What happens after the world has changed? Where do we go? How should we live? What do we do now?
The Acts of the Apostles is a continuation of the narrative of the Gospel of Luke, but it is also something radically different. Instead of presenting the Life of Jesus, within the Book of Acts, we have an account of the aftermath of the resurrection of Jesus Christ. It begins in the following way:
Theophilus, the first scroll I wrote concerned everything Jesus did and taught from the beginning, right up to the day when he was taken up into heaven. Before he was taken up, working in the power of the Holy Spirit, Jesus instructed the apostles he had chosen. After his suffering, he showed them that he was alive with many convincing proofs. He appeared to them over a period of forty days, speaking to them about God’s kingdom. - Acts 1:1-2
Jesus then tells the disciples to stay put in Jerusalem because something amazing is about to happen. Pretty soon, we have the first bureaucratic step in the history of the church, which is to find a replacement for Judas. Then they gather in Jerusalem for the Festival of Booths, and all heaven breaks loose.
Acts is full of these wonderfully vivid narratives like Pentecost, the martyrdom of Stephen, Philip and the Ethiopian, but more than anything else, Acts if filled with the life of Paul the Apostle. We read of his early persecution of the Christians and of his later conversion and the missionary journeys which he undertook to share the good news which had changed his life.
Most of the New Testament is made up of the letters of the letters of Paul, but here in Acts we have a way to both add to them context, and see the life of faith from a different perspective.

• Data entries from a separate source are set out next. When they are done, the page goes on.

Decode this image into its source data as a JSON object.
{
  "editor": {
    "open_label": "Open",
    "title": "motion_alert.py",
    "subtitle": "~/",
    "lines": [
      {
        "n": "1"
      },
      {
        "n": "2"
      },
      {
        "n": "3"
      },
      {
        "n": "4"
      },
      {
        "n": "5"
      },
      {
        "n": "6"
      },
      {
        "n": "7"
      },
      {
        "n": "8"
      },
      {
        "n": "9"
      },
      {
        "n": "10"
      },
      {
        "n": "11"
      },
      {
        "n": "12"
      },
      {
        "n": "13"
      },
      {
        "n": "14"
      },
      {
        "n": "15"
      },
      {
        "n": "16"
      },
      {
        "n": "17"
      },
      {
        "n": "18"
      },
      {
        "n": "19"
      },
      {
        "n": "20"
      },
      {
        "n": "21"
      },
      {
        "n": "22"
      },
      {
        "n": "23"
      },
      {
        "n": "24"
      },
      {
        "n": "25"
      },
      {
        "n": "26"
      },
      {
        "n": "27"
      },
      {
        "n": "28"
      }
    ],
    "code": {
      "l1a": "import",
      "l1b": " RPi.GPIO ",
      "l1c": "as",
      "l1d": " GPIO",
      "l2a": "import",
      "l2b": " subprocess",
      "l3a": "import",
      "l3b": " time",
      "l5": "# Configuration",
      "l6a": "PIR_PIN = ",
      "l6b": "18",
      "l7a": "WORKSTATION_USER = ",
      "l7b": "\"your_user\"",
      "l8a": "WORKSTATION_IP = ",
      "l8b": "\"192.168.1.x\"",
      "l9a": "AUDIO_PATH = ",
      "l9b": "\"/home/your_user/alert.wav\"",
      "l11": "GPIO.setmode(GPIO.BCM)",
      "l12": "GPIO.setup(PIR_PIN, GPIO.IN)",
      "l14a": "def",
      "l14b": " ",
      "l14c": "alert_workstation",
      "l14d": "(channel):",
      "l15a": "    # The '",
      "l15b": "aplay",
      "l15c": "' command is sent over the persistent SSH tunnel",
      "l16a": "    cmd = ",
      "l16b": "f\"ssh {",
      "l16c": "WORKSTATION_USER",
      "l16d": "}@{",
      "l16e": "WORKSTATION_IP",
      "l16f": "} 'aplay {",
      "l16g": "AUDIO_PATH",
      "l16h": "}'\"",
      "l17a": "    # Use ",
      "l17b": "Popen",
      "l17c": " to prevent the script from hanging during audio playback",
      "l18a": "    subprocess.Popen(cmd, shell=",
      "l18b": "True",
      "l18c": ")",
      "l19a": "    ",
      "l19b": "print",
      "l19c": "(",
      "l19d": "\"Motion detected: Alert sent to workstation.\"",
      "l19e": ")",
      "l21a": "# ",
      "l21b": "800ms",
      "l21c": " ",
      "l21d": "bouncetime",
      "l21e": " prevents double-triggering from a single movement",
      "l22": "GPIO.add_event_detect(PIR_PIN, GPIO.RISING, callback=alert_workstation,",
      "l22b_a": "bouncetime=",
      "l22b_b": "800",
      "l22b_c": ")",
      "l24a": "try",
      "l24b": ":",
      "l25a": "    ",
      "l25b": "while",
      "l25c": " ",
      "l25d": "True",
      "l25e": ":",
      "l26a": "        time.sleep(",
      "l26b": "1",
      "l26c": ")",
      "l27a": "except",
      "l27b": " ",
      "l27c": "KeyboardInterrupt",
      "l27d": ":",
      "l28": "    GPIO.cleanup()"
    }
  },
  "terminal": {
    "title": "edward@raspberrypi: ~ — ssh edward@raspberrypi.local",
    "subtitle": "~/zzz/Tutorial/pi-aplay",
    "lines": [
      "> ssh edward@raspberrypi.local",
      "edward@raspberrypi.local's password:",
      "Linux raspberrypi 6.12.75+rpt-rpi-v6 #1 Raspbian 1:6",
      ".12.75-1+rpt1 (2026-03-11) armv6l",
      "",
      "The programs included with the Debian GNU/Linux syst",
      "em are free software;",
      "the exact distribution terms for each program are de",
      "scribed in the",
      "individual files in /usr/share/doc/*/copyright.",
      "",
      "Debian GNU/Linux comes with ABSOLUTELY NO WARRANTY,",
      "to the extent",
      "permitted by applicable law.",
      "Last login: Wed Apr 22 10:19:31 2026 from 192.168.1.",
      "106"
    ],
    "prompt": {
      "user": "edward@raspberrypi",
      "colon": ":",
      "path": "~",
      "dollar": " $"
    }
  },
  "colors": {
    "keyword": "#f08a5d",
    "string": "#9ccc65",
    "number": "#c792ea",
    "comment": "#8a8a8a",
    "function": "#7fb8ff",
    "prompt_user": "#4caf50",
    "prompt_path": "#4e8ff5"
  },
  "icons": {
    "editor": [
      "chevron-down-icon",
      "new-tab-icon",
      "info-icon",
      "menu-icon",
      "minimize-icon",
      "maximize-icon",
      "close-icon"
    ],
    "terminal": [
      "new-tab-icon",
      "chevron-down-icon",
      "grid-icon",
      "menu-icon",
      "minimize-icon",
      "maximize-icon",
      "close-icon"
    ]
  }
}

The same Holy Spirit which rushed over the crowds at Pentecost is present for us today. That is beautiful and daunting. But we are not alone. When we search the Scriptures of the Book of Acts, we find a God who is present for those who follow God’s son. We find a world turned upside down.